The lowering of the age of first communion to the age of reason by Pope Pius X in 1917 was an earlier attempt to encourage frequent communion among laypeople who went to “hear Mass” said by the priest and only rarely actually received communion. During the Middle Ages, eucharistic devotion took the form of a “cult of looking”: the high point of the Mass, literally, was the elevation of the elements during the words of institution. Bells were rung at this moment so that the faithful, who were busy with private silent prayer since they often couldn’t hear the priest and wouldn’t have understood him if they could, would know it was time to look up and see the Body and Blood of Christ. Although it was less extreme in modern times, this kind of eucharistic spirituality persisted.
Often, prior to Vatican II, only the priest would actually receive communion; between the eucharistic fast (no food and only water after midnight) and the (theologically dubious) requirement that one must be in a state of grace to receive communion, many Catholics typically erred on the side of caution (or perhaps hunger, or constrained schedules), and did not take communion on anything like a regular basis.
The Council, emphasizing that the eucharist was the “source and summit” of the Christian life, was intent on tearing down every possible barrier to full, active, conscious, and regular participation in the Eucharist. The liturgy was proclaimed in the vernacular, so that we could hear, understand, and be nourished by the word of God and the liturgical texts. The eucharistic fast was significantly reduced, so that we didn’t have to come to mass light-headed with hunger if we wanted to receive communion. We were encouraged to come forward for communion even if we hadn’t been to confession the night before, as long as we weren’t in a state of serious (mortal) sin. We were told that we were not only allowed to, but were supposed to, actually chew and swallow the host, rather than simply letting it gradually dissolve in our mouths.* We were taught to reverently receive in the hand, and to receive both bread and wine.
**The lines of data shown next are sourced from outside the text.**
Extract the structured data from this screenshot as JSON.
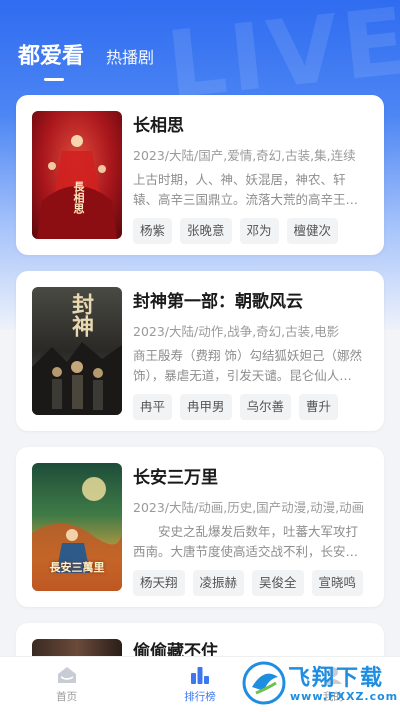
{
  "header": {
    "tabs": [
      {
        "label": "都爱看",
        "active": true
      },
      {
        "label": "热播剧",
        "active": false
      }
    ]
  },
  "dramas": [
    {
      "title": "长相思",
      "meta": "2023/大陆/国产,爱情,奇幻,古装,集,连续",
      "desc": "上古时期，人、神、妖混居，神农、轩辕、高辛三国鼎立。流落大荒的高辛王…",
      "tags": [
        "杨紫",
        "张晚意",
        "邓为",
        "檀健次"
      ],
      "poster_text": "長相思",
      "poster_colors": [
        "#7a0f12",
        "#c3272b"
      ]
    },
    {
      "title": "封神第一部：朝歌风云",
      "meta": "2023/大陆/动作,战争,奇幻,古装,电影",
      "desc": "商王殷寿（费翔 饰）勾结狐妖妲己（娜然 饰），暴虐无道，引发天谴。昆仑仙人…",
      "tags": [
        "冉平",
        "冉甲男",
        "乌尔善",
        "曹升"
      ],
      "poster_text": "封神",
      "poster_colors": [
        "#2a2a28",
        "#6d6a60"
      ]
    },
    {
      "title": "长安三万里",
      "meta": "2023/大陆/动画,历史,国产动漫,动漫,动画",
      "desc": "　　安史之乱爆发后数年，吐蕃大军攻打西南。大唐节度使高适交战不利，长安…",
      "tags": [
        "杨天翔",
        "凌振赫",
        "吴俊全",
        "宣晓鸣"
      ],
      "poster_text": "長安三萬里",
      "poster_colors": [
        "#1d3a2a",
        "#c8a040"
      ]
    },
    {
      "title": "偷偷藏不住"
    }
  ],
  "bottom_nav": [
    {
      "label": "首页",
      "icon": "home-icon",
      "active": false
    },
    {
      "label": "排行榜",
      "icon": "ranking-bars-icon",
      "active": true
    },
    {
      "label": "我的",
      "icon": "profile-icon",
      "active": false
    }
  ],
  "watermark": {
    "name": "飞翔下载",
    "url": "www.FXXZ.com"
  },
  "colors": {
    "accent": "#3b78f0",
    "hero_top": "#2f6cf0"
  }
}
In this context, it makes perfect sense that the altar rails were removed. The church was tearing down barriers, inviting and welcoming and urging us to come to the table of the Lord; and the altar rail is a literal barrier, a metal or marble fence whose sole visible and historical purpose was to keep the laypeople away from the altar. It would have made no sense to leave the literal barrier in place while tearing down the others.
There was a practical concern as well. When I was very young, perhaps 10-20% of the people at Sunday mass would receive communion. The Council was aiming for close to 100% participation every week, and by the time I was in my teens, they’d achieved it. But nobody wanted the distribution of communion to take five to ten times longer than it had before, especially in large parishes that had several hundred people at mass. Changing the norms so that people could receive while standing, from as many stations as the physical layout of the church could support, allowed the communion procession to move smoothly and quickly but not hastily.
So, it seems to me that the removal of the altar rail was prompted partly by practical, but largely by pastoral and liturgical reasons. It was part of a larger effort to address problems that existed in the Catholic church but not, I suspect, in the Anglican or Lutheran churches at the time.
*While preparing for my first communion, I practiced this with cornflakes (specially bought for the occasion, as no one in the family much cared for cornflakes). A couple of weeks before our first communion, we were permitted to practice with an unconsecrated host.
A few years later, when we went to visit my great aunt, she warned us before Mass that her parish had adopted rather large, thick, whole-wheat hosts that simply would not dissolve and would have to be actually chewed. I fondly remember her chuckling as she commented, to allay any lingering concerns that this might be disrespectful, that “After all, our Lord said Take and eat, not Take and gum to death!”